━━ EXTRACTED MATERIAL

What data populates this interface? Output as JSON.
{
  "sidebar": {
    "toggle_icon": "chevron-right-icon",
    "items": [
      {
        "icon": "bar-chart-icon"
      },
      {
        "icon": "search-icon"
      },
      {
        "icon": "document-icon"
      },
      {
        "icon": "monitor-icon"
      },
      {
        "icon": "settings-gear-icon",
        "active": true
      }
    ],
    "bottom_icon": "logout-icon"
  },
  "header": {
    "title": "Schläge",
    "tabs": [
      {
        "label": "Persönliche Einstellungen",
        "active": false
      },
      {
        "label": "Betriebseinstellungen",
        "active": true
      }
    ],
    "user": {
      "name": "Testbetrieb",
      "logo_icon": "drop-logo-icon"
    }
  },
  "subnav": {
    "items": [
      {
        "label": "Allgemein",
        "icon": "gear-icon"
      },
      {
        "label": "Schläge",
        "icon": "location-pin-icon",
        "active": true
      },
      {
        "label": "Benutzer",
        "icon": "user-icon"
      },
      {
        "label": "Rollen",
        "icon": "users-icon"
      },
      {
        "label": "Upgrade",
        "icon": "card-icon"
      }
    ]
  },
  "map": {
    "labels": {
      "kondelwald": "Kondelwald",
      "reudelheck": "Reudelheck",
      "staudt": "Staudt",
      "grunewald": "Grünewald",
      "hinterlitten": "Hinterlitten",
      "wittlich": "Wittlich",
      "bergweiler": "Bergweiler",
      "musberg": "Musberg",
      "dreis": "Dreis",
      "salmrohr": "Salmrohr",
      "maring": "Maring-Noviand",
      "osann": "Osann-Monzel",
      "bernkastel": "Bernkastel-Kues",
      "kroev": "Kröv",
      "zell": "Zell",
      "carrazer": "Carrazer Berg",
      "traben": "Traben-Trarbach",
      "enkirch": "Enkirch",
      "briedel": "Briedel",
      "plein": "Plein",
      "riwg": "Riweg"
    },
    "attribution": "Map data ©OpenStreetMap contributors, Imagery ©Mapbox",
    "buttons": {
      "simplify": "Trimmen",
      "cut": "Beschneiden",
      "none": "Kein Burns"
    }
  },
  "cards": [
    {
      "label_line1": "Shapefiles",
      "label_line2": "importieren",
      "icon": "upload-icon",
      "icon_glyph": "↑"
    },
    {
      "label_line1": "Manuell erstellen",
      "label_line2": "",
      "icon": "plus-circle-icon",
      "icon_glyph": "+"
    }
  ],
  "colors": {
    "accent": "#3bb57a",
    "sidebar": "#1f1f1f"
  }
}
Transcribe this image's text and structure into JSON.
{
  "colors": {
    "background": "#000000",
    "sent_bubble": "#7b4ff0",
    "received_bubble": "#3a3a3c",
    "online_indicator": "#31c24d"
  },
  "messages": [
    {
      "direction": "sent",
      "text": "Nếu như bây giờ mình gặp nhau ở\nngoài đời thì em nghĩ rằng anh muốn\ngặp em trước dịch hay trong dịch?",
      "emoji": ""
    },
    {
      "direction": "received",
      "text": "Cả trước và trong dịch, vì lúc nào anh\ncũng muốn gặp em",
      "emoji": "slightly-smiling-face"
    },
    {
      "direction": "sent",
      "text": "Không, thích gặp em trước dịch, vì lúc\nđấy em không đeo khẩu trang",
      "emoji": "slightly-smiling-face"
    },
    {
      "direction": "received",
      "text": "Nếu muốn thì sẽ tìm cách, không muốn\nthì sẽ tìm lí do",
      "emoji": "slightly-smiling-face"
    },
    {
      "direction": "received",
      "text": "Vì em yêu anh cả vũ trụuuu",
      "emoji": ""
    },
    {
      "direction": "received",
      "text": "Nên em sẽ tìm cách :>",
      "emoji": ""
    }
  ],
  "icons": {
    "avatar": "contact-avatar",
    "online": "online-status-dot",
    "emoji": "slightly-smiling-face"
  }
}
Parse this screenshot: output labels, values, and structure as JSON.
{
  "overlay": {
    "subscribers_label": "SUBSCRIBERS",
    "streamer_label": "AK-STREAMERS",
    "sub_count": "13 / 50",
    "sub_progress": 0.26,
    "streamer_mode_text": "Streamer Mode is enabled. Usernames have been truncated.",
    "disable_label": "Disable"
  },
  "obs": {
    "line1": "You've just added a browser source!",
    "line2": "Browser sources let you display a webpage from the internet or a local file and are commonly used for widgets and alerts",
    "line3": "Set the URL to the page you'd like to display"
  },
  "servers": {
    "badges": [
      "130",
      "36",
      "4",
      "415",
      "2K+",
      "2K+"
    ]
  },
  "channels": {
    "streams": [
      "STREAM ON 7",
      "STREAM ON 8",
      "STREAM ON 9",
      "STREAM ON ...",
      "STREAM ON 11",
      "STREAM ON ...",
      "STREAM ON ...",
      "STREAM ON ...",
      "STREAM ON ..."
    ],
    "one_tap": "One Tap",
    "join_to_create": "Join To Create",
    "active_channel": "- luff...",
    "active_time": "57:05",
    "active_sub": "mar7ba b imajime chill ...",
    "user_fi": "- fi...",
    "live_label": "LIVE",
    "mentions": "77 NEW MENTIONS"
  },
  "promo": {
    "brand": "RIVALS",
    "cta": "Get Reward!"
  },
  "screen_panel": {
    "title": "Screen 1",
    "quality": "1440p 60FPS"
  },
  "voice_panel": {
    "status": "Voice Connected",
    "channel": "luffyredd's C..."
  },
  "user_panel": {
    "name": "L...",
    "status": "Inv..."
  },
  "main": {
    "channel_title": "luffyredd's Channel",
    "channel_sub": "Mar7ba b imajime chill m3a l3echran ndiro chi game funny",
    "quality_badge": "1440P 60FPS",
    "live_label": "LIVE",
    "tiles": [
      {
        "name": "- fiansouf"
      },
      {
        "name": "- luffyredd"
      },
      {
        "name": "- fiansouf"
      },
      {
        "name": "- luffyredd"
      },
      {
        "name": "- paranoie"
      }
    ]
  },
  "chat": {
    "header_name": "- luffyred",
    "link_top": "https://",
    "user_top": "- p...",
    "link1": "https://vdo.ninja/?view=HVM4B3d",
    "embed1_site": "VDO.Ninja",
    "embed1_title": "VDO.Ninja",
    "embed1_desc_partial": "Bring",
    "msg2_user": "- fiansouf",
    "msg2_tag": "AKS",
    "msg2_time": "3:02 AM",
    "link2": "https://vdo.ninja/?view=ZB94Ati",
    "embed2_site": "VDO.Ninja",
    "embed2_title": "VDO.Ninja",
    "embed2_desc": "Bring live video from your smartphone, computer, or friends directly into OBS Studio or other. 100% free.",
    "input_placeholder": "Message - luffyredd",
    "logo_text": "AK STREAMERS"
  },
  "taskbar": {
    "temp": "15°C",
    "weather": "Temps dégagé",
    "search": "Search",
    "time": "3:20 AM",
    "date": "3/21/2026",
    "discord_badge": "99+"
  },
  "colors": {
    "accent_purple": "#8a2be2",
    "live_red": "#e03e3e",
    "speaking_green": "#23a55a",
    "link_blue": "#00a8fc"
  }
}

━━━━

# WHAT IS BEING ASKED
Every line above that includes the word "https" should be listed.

# RESPONSE TO THIS TASK
    "link_top": "https://",
    "link1": "https://vdo.ninja/?view=HVM4B3d",
    "link2": "https://vdo.ninja/?view=ZB94Ati",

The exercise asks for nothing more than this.